*Task description*: The output should be the records themselves, given again exactly.

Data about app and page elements
----
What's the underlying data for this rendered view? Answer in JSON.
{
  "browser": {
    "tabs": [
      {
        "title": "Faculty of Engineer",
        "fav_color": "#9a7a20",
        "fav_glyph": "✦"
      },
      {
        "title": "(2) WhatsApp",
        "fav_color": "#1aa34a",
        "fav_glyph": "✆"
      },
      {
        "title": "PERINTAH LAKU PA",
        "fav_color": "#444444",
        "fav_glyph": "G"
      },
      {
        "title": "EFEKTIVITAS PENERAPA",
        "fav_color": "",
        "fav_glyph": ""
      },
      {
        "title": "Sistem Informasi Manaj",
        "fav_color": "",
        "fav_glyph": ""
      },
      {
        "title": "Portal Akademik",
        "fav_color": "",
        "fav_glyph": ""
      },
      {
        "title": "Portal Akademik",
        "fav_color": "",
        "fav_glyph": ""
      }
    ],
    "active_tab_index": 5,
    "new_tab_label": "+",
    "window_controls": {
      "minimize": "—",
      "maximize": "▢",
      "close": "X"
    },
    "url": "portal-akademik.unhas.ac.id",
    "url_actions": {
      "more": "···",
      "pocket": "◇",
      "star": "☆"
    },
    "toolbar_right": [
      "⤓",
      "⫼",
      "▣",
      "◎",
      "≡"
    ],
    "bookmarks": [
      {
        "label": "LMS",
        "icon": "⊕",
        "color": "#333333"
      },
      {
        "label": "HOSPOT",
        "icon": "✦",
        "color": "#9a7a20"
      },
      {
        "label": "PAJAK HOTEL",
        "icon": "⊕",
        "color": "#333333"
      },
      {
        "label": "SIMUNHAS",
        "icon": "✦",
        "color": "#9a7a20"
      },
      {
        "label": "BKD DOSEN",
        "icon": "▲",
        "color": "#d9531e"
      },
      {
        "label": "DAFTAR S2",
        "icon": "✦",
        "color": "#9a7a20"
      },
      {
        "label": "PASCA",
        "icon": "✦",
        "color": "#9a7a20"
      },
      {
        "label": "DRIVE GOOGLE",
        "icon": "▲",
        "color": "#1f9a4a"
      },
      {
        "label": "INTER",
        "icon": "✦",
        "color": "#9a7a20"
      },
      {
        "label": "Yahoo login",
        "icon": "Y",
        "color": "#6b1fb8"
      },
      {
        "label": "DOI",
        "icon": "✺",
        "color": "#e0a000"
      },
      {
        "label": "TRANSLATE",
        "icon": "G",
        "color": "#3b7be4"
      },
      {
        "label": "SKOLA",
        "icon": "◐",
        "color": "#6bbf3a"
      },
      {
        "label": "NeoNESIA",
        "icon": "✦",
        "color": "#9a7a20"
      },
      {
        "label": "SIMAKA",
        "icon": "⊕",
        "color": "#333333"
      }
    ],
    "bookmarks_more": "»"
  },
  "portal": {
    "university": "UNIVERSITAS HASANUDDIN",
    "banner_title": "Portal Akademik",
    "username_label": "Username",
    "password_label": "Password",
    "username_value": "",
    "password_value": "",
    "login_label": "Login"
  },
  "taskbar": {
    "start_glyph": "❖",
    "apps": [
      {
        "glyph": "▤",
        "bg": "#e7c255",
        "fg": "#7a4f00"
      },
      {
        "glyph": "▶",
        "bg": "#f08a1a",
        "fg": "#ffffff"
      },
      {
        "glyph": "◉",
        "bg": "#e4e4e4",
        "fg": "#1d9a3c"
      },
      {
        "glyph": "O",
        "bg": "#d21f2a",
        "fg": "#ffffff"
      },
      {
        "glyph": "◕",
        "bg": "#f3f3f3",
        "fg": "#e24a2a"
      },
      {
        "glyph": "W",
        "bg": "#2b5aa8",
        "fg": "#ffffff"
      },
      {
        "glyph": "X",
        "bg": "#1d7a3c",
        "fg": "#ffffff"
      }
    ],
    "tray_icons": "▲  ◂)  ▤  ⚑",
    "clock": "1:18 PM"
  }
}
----
*Result of the task*:
What's the underlying data for this rendered view? Answer in JSON.
{
  "browser": {
    "tabs": [
      {
        "title": "Faculty of Engineer",
        "fav_color": "#9a7a20",
        "fav_glyph": "✦"
      },
      {
        "title": "(2) WhatsApp",
        "fav_color": "#1aa34a",
        "fav_glyph": "✆"
      },
      {
        "title": "PERINTAH LAKU PA",
        "fav_color": "#444444",
        "fav_glyph": "G"
      },
      {
        "title": "EFEKTIVITAS PENERAPA",
        "fav_color": "",
        "fav_glyph": ""
      },
      {
        "title": "Sistem Informasi Manaj",
        "fav_color": "",
        "fav_glyph": ""
      },
      {
        "title": "Portal Akademik",
        "fav_color": "",
        "fav_glyph": ""
      },
      {
        "title": "Portal Akademik",
        "fav_color": "",
        "fav_glyph": ""
      }
    ],
    "active_tab_index": 5,
    "new_tab_label": "+",
    "window_controls": {
      "minimize": "—",
      "maximize": "▢",
      "close": "X"
    },
    "url": "portal-akademik.unhas.ac.id",
    "url_actions": {
      "more": "···",
      "pocket": "◇",
      "star": "☆"
    },
    "toolbar_right": [
      "⤓",
      "⫼",
      "▣",
      "◎",
      "≡"
    ],
    "bookmarks": [
      {
        "label": "LMS",
        "icon": "⊕",
        "color": "#333333"
      },
      {
        "label": "HOSPOT",
        "icon": "✦",
        "color": "#9a7a20"
      },
      {
        "label": "PAJAK HOTEL",
        "icon": "⊕",
        "color": "#333333"
      },
      {
        "label": "SIMUNHAS",
        "icon": "✦",
        "color": "#9a7a20"
      },
      {
        "label": "BKD DOSEN",
        "icon": "▲",
        "color": "#d9531e"
      },
      {
        "label": "DAFTAR S2",
        "icon": "✦",
        "color": "#9a7a20"
      },
      {
        "label": "PASCA",
        "icon": "✦",
        "color": "#9a7a20"
      },
      {
        "label": "DRIVE GOOGLE",
        "icon": "▲",
        "color": "#1f9a4a"
      },
      {
        "label": "INTER",
        "icon": "✦",
        "color": "#9a7a20"
      },
      {
        "label": "Yahoo login",
        "icon": "Y",
        "color": "#6b1fb8"
      },
      {
        "label": "DOI",
        "icon": "✺",
        "color": "#e0a000"
      },
      {
        "label": "TRANSLATE",
        "icon": "G",
        "color": "#3b7be4"
      },
      {
        "label": "SKOLA",
        "icon": "◐",
        "color": "#6bbf3a"
      },
      {
        "label": "NeoNESIA",
        "icon": "✦",
        "color": "#9a7a20"
      },
      {
        "label": "SIMAKA",
        "icon": "⊕",
        "color": "#333333"
      }
    ],
    "bookmarks_more": "»"
  },
  "portal": {
    "university": "UNIVERSITAS HASANUDDIN",
    "banner_title": "Portal Akademik",
    "username_label": "Username",
    "password_label": "Password",
    "username_value": "",
    "password_value": "",
    "login_label": "Login"
  },
  "taskbar": {
    "start_glyph": "❖",
    "apps": [
      {
        "glyph": "▤",
        "bg": "#e7c255",
        "fg": "#7a4f00"
      },
      {
        "glyph": "▶",
        "bg": "#f08a1a",
        "fg": "#ffffff"
      },
      {
        "glyph": "◉",
        "bg": "#e4e4e4",
        "fg": "#1d9a3c"
      },
      {
        "glyph": "O",
        "bg": "#d21f2a",
        "fg": "#ffffff"
      },
      {
        "glyph": "◕",
        "bg": "#f3f3f3",
        "fg": "#e24a2a"
      },
      {
        "glyph": "W",
        "bg": "#2b5aa8",
        "fg": "#ffffff"
      },
      {
        "glyph": "X",
        "bg": "#1d7a3c",
        "fg": "#ffffff"
      }
    ],
    "tray_icons": "▲  ◂)  ▤  ⚑",
    "clock": "1:18 PM"
  }
}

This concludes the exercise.